▶ **EXERCISE AIM**
Your reply is to be the lines below, exactly as written, with images omitted.

▶ **RAW DATA**

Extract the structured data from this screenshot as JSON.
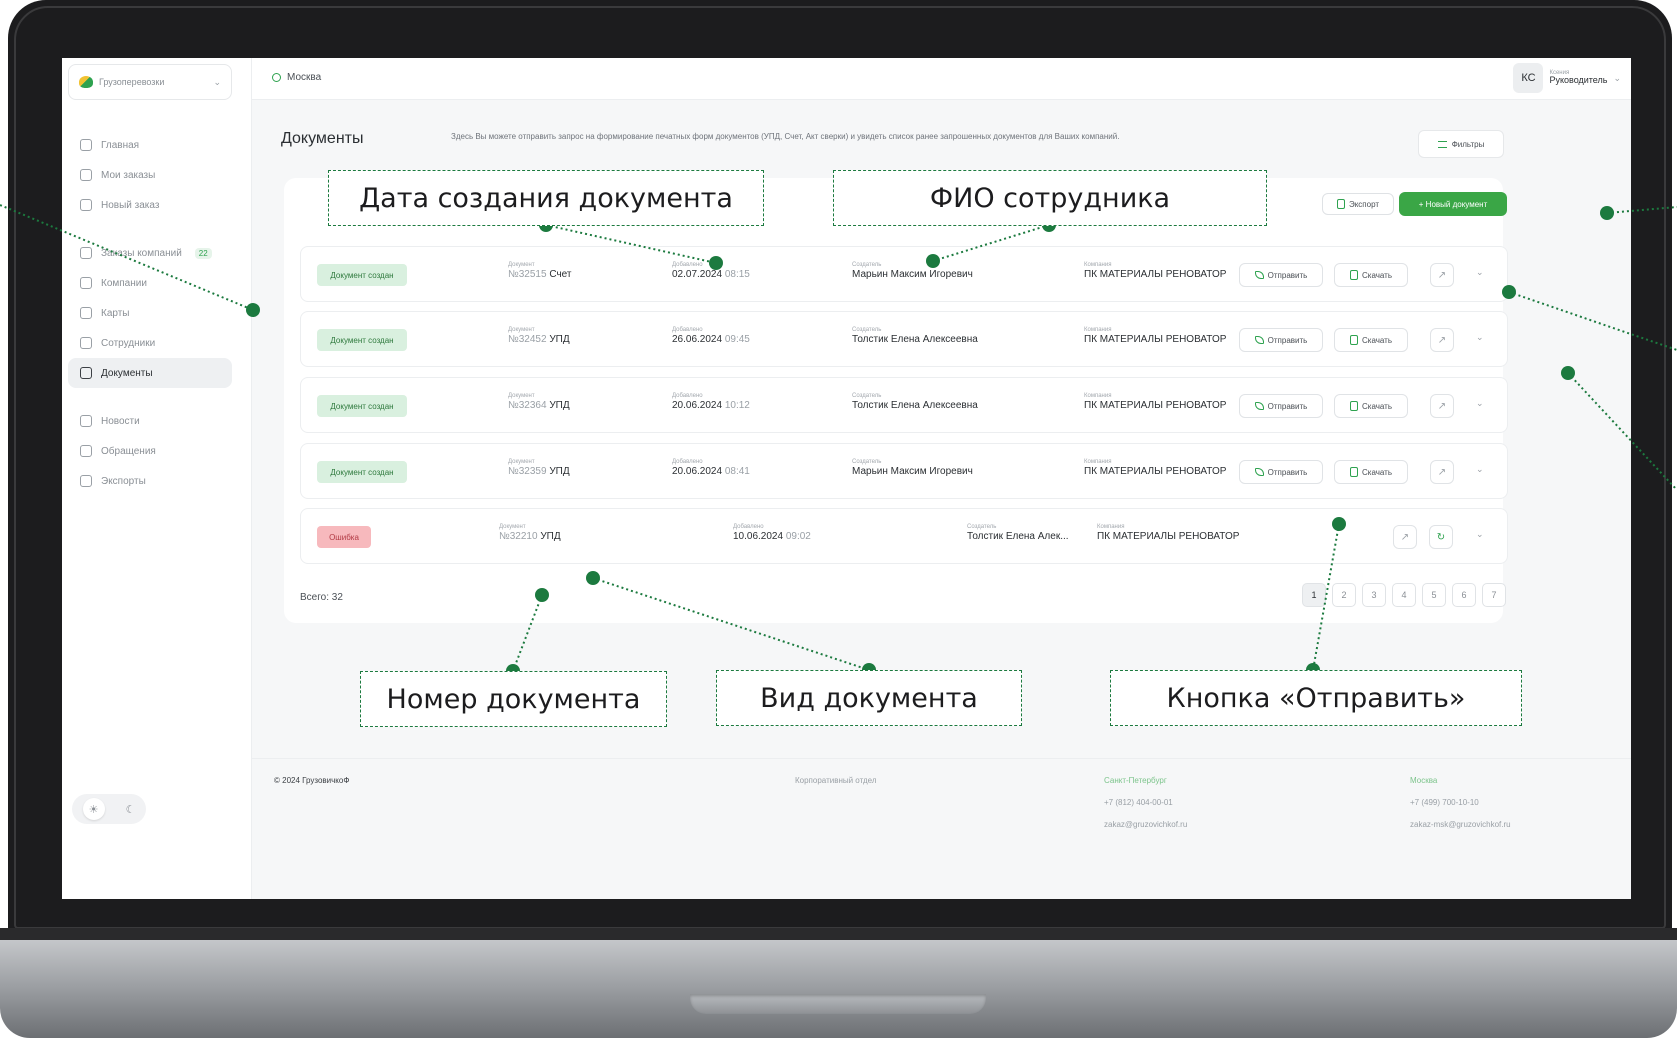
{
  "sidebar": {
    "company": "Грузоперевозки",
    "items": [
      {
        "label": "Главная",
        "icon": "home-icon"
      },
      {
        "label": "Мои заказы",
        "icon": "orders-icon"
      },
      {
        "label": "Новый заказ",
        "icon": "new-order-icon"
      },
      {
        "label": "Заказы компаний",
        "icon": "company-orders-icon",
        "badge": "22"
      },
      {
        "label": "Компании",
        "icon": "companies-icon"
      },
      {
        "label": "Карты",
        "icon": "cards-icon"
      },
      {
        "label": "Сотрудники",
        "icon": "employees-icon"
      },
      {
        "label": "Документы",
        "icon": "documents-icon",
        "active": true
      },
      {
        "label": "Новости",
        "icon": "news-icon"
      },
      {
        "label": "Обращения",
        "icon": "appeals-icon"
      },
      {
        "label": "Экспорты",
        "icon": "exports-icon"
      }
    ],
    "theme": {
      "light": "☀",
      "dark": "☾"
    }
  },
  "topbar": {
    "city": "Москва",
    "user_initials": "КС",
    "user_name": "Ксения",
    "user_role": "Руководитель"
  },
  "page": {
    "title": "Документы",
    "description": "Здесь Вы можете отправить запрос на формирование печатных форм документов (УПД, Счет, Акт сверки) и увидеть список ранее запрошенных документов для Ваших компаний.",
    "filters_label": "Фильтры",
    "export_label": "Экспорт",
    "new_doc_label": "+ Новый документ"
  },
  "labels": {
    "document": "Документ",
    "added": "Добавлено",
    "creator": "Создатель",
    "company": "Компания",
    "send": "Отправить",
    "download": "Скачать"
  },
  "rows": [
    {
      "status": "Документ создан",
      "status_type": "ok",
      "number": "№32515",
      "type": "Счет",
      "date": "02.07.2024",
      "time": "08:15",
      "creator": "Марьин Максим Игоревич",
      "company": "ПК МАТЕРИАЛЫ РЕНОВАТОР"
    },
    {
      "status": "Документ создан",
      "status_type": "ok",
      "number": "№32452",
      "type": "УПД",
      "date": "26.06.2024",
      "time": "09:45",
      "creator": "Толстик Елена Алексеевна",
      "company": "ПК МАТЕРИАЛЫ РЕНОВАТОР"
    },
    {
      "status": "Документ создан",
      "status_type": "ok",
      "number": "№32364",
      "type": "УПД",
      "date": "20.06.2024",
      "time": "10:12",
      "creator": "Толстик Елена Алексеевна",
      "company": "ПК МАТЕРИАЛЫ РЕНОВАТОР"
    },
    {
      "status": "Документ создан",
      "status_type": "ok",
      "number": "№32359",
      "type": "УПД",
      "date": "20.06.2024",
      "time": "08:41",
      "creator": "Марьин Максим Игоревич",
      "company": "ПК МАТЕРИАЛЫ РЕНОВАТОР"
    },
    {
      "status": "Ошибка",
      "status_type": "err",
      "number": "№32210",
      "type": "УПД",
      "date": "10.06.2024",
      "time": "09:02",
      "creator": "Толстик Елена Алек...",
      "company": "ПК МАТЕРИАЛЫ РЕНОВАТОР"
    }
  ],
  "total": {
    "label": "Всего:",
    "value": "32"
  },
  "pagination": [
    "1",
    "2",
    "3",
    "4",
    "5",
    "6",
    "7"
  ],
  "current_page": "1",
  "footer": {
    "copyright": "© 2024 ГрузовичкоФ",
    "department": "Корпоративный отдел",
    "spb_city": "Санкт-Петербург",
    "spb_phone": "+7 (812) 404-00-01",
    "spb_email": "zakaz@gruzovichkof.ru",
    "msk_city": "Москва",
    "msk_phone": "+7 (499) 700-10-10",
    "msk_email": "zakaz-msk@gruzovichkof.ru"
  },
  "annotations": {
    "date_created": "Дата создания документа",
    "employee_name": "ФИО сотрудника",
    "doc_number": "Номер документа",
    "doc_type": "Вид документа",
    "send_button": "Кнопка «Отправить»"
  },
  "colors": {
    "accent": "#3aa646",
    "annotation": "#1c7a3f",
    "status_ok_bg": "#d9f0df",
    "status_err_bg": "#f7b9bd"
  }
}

▶ **THE COMPLETED TASK**
Extract the structured data from this screenshot as JSON.
{
  "sidebar": {
    "company": "Грузоперевозки",
    "items": [
      {
        "label": "Главная",
        "icon": "home-icon"
      },
      {
        "label": "Мои заказы",
        "icon": "orders-icon"
      },
      {
        "label": "Новый заказ",
        "icon": "new-order-icon"
      },
      {
        "label": "Заказы компаний",
        "icon": "company-orders-icon",
        "badge": "22"
      },
      {
        "label": "Компании",
        "icon": "companies-icon"
      },
      {
        "label": "Карты",
        "icon": "cards-icon"
      },
      {
        "label": "Сотрудники",
        "icon": "employees-icon"
      },
      {
        "label": "Документы",
        "icon": "documents-icon",
        "active": true
      },
      {
        "label": "Новости",
        "icon": "news-icon"
      },
      {
        "label": "Обращения",
        "icon": "appeals-icon"
      },
      {
        "label": "Экспорты",
        "icon": "exports-icon"
      }
    ],
    "theme": {
      "light": "☀",
      "dark": "☾"
    }
  },
  "topbar": {
    "city": "Москва",
    "user_initials": "КС",
    "user_name": "Ксения",
    "user_role": "Руководитель"
  },
  "page": {
    "title": "Документы",
    "description": "Здесь Вы можете отправить запрос на формирование печатных форм документов (УПД, Счет, Акт сверки) и увидеть список ранее запрошенных документов для Ваших компаний.",
    "filters_label": "Фильтры",
    "export_label": "Экспорт",
    "new_doc_label": "+ Новый документ"
  },
  "labels": {
    "document": "Документ",
    "added": "Добавлено",
    "creator": "Создатель",
    "company": "Компания",
    "send": "Отправить",
    "download": "Скачать"
  },
  "rows": [
    {
      "status": "Документ создан",
      "status_type": "ok",
      "number": "№32515",
      "type": "Счет",
      "date": "02.07.2024",
      "time": "08:15",
      "creator": "Марьин Максим Игоревич",
      "company": "ПК МАТЕРИАЛЫ РЕНОВАТОР"
    },
    {
      "status": "Документ создан",
      "status_type": "ok",
      "number": "№32452",
      "type": "УПД",
      "date": "26.06.2024",
      "time": "09:45",
      "creator": "Толстик Елена Алексеевна",
      "company": "ПК МАТЕРИАЛЫ РЕНОВАТОР"
    },
    {
      "status": "Документ создан",
      "status_type": "ok",
      "number": "№32364",
      "type": "УПД",
      "date": "20.06.2024",
      "time": "10:12",
      "creator": "Толстик Елена Алексеевна",
      "company": "ПК МАТЕРИАЛЫ РЕНОВАТОР"
    },
    {
      "status": "Документ создан",
      "status_type": "ok",
      "number": "№32359",
      "type": "УПД",
      "date": "20.06.2024",
      "time": "08:41",
      "creator": "Марьин Максим Игоревич",
      "company": "ПК МАТЕРИАЛЫ РЕНОВАТОР"
    },
    {
      "status": "Ошибка",
      "status_type": "err",
      "number": "№32210",
      "type": "УПД",
      "date": "10.06.2024",
      "time": "09:02",
      "creator": "Толстик Елена Алек...",
      "company": "ПК МАТЕРИАЛЫ РЕНОВАТОР"
    }
  ],
  "total": {
    "label": "Всего:",
    "value": "32"
  },
  "pagination": [
    "1",
    "2",
    "3",
    "4",
    "5",
    "6",
    "7"
  ],
  "current_page": "1",
  "footer": {
    "copyright": "© 2024 ГрузовичкоФ",
    "department": "Корпоративный отдел",
    "spb_city": "Санкт-Петербург",
    "spb_phone": "+7 (812) 404-00-01",
    "spb_email": "zakaz@gruzovichkof.ru",
    "msk_city": "Москва",
    "msk_phone": "+7 (499) 700-10-10",
    "msk_email": "zakaz-msk@gruzovichkof.ru"
  },
  "annotations": {
    "date_created": "Дата создания документа",
    "employee_name": "ФИО сотрудника",
    "doc_number": "Номер документа",
    "doc_type": "Вид документа",
    "send_button": "Кнопка «Отправить»"
  },
  "colors": {
    "accent": "#3aa646",
    "annotation": "#1c7a3f",
    "status_ok_bg": "#d9f0df",
    "status_err_bg": "#f7b9bd"
  }
}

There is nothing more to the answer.